==== Data shown ====

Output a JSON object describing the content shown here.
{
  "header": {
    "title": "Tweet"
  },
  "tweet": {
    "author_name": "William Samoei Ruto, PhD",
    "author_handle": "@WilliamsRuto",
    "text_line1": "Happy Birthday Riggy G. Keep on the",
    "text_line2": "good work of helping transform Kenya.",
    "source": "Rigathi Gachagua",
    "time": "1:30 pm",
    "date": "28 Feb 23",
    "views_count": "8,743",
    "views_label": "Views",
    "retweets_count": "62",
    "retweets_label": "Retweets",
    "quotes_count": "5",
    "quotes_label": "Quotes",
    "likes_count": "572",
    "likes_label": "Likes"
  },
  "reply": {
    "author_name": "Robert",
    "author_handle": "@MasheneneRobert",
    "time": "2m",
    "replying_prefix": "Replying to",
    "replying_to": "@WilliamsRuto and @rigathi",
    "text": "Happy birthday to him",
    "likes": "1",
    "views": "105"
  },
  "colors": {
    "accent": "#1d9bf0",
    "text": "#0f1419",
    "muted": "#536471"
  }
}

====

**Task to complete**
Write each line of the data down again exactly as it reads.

**Your response**
Output a JSON object describing the content shown here.
{
  "header": {
    "title": "Tweet"
  },
  "tweet": {
    "author_name": "William Samoei Ruto, PhD",
    "author_handle": "@WilliamsRuto",
    "text_line1": "Happy Birthday Riggy G. Keep on the",
    "text_line2": "good work of helping transform Kenya.",
    "source": "Rigathi Gachagua",
    "time": "1:30 pm",
    "date": "28 Feb 23",
    "views_count": "8,743",
    "views_label": "Views",
    "retweets_count": "62",
    "retweets_label": "Retweets",
    "quotes_count": "5",
    "quotes_label": "Quotes",
    "likes_count": "572",
    "likes_label": "Likes"
  },
  "reply": {
    "author_name": "Robert",
    "author_handle": "@MasheneneRobert",
    "time": "2m",
    "replying_prefix": "Replying to",
    "replying_to": "@WilliamsRuto and @rigathi",
    "text": "Happy birthday to him",
    "likes": "1",
    "views": "105"
  },
  "colors": {
    "accent": "#1d9bf0",
    "text": "#0f1419",
    "muted": "#536471"
  }
}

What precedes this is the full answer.